If we were to consider national unit as a balance of two sides, and the nation as one weight on the balance, and the government as the other, nationalism merely says that both must be in equilibrium, the weight being a metaphor as to how truly the government represents the nation. Adding mass immigration into the equation means that the balance tilts towards the nation very suddenly, and unless you adjust the government, the equilibrium breaks and the proposal of nationalism no longer holds true.

Alternatively, there are two scenarios where mass immigration is still compatible with nationalism. The first one, as previously mentioned, is when the government is re-adjusted to suit the needs of the new demographic. Most examples of this situation generally involve a colonial community forcibly removing the native community through mass immigration and imperialistic use of power, and it is through these same tactics that the new government is put in place to maintain the nationalistic principle. Some examples include the United States of America, with their mass immigration and ultimately almost eliminating the Native Americans originally living in the land, and similarly, the same can be said about Australia.

Another possibility which is in fact subtler but just as interesting can be very clearly illustrated in the example of Jordan. Jordan is a country of about 9 million people (CIA, 2018), where 2 million are Palestinian refugees (UNRWA, 2018) and an even higher proportion of which are of Palestinian descent. In this particular case the government was never changed from a monarchy, and there were no major internal conflicts within the Jordanian society itself. The influx of Palestinians was not organic, as it was triggered by mass ethnic cleansing, so this is indeed a suitable example to consider as mass immigration. It is worth noting that there was a full-scale war between Jordan and Palestine from 1970 to 1971, known as the Black September (ThoughCo, 2015), but this is not related to the coexistence between Palestinians and Jordanians within Jordan. This is another example where a community of a significant enough size existed within a host community without disrupting the existing government, and the nationalistic proposal did not in fact hold true.

On the other hand, an argument that mass immigration is not compatible with nationalism is the fact that when the colonial community is unsuccessful in fully establishing itself, the native community usually restores nationalistic balance through a revolution that enables them to be represented by a government of their own community. Some case studies include Algeria and India, both respectively succeeding in removing the colonial body from power since the nation’s demographic did not in fact, match the demographic in power. This furthers the notion that mass immigration is incompatible with nationalism, because the reason why the revolution occurs is to restore the connection between the people and their leaders.

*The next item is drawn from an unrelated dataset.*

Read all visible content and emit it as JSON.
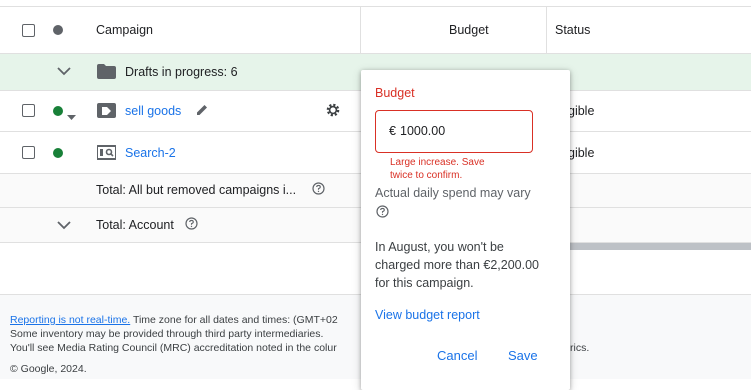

Ultimately, I believe it is safe to conclude that the very basic principle of nationalism, that nations should govern themselves, holds true in most of the situations of recent modern history, and that mass immigration, unless followed by a re definition of the governing body, will upset the established equilibrium, and thus is not compatible with nationalism’s core principle.